Copy, from the data below, every line that has "this" in it.
AVAILABLE DATA START
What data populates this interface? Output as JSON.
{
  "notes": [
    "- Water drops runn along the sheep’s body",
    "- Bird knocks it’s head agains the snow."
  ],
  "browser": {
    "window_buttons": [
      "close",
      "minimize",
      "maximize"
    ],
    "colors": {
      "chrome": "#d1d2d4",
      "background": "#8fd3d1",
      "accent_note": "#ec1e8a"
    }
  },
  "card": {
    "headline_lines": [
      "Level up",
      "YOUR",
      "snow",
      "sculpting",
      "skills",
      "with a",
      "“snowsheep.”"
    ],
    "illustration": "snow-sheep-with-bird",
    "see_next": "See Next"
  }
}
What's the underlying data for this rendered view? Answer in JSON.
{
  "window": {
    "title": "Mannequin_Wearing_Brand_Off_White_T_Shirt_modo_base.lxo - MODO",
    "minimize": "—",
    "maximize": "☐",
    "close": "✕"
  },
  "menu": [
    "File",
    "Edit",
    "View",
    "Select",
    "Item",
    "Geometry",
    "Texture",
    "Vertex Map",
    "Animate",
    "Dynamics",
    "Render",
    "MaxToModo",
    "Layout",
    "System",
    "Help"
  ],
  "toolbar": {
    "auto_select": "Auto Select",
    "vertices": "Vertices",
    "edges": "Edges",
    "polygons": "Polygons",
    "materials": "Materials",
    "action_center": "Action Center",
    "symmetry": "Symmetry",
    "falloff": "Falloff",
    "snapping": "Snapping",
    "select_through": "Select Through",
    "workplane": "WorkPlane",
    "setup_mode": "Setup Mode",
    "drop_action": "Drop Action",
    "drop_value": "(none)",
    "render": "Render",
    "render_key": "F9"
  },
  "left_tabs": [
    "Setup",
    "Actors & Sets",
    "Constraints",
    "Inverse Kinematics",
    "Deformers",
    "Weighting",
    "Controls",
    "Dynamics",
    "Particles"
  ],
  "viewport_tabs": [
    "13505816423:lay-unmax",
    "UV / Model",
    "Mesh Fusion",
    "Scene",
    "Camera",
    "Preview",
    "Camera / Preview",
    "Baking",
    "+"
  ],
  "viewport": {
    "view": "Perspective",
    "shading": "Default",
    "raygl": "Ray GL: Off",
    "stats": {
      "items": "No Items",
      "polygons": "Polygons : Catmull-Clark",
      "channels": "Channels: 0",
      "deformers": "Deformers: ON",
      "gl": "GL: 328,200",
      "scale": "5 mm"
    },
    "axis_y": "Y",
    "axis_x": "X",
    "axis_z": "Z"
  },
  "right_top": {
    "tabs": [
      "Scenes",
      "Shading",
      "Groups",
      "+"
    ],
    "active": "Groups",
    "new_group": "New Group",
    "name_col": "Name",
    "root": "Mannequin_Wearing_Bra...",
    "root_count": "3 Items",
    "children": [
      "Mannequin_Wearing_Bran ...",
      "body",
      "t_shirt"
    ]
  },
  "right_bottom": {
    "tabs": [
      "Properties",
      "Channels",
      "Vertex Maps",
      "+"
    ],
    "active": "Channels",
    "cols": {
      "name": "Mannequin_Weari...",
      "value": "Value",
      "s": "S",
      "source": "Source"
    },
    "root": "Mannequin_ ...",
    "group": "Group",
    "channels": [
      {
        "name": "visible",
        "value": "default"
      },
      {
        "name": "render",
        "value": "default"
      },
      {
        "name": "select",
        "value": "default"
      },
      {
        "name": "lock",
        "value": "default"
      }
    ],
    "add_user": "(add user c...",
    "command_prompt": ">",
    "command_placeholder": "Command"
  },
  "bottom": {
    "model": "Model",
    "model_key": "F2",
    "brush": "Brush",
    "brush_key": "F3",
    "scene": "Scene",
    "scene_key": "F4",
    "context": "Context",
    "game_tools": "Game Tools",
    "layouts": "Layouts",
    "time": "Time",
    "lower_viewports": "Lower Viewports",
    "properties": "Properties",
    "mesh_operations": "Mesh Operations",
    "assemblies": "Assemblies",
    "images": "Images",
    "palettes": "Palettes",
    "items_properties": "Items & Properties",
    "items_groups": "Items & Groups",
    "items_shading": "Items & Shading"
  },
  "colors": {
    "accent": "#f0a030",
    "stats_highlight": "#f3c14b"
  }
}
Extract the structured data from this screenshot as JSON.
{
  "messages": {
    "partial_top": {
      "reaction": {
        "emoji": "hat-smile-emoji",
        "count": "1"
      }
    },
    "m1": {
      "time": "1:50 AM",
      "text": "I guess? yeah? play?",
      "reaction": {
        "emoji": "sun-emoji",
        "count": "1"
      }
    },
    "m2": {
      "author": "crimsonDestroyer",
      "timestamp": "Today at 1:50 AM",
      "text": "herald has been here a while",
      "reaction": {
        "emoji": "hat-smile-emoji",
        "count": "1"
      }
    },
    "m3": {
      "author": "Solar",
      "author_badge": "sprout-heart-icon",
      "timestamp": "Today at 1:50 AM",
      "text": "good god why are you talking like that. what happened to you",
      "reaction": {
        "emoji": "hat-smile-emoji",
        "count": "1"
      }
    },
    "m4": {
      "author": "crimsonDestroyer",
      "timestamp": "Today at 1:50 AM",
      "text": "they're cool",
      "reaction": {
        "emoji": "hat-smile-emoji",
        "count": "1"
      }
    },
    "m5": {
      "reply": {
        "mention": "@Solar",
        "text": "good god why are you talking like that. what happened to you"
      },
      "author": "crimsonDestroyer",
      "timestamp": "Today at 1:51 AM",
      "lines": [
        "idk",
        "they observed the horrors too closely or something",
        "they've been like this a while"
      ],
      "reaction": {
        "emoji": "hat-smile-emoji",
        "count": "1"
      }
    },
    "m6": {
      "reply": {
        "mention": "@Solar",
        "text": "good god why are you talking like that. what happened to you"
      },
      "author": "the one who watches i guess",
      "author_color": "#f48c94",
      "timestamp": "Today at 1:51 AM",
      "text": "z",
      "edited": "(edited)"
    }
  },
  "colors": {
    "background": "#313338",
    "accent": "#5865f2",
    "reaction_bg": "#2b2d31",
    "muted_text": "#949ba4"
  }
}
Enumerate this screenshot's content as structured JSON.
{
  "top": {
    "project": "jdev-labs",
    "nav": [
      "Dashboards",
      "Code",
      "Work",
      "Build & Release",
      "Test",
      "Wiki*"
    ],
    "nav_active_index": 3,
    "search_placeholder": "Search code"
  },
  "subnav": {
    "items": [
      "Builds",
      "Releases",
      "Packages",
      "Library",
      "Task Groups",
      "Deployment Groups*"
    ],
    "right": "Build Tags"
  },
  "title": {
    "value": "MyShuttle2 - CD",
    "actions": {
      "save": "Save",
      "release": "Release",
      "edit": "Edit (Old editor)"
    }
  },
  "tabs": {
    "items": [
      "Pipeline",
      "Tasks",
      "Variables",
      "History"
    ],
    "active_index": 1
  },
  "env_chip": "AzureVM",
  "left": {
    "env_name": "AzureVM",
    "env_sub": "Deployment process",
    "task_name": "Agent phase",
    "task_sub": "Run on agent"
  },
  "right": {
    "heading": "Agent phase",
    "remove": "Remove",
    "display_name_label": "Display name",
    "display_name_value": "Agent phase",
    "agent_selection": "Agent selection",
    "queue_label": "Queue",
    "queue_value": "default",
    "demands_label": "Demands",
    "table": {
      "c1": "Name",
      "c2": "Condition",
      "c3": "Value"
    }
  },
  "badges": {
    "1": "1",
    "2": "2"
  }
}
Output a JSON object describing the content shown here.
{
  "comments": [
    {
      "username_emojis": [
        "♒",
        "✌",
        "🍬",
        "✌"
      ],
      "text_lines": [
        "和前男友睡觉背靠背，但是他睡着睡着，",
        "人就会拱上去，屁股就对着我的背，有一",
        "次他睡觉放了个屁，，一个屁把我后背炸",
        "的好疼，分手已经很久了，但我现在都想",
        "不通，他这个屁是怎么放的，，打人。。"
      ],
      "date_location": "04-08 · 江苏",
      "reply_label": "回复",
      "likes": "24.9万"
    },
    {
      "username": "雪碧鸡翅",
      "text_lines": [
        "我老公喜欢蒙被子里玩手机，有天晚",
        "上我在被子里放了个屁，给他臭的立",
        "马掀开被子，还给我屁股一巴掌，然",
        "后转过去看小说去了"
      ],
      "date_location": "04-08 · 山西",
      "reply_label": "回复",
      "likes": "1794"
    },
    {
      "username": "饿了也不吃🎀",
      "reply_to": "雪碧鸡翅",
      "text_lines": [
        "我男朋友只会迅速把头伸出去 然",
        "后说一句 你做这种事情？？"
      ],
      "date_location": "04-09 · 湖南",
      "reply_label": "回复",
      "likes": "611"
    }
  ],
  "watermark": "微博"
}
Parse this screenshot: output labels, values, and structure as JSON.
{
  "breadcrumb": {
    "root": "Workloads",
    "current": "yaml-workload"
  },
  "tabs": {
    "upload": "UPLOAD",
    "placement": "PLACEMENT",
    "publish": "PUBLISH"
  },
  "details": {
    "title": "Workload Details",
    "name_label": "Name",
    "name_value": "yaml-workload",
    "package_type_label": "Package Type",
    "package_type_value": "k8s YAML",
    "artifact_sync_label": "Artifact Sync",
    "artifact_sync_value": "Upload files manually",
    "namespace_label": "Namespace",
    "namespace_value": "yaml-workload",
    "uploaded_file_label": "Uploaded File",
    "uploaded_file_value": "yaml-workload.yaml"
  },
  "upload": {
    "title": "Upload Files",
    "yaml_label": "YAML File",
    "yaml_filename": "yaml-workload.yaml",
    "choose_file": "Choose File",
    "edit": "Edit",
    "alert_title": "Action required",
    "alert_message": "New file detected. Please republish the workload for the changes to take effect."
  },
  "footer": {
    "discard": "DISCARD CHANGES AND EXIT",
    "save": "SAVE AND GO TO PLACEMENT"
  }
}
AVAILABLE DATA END
- **WRITTEN RESPONSE**:
What data populates this interface? Output as JSON.
What's the underlying data for this rendered view? Answer in JSON.
Extract the structured data from this screenshot as JSON.
        "they've been like this a while"
Enumerate this screenshot's content as structured JSON.
Parse this screenshot: output labels, values, and structure as JSON.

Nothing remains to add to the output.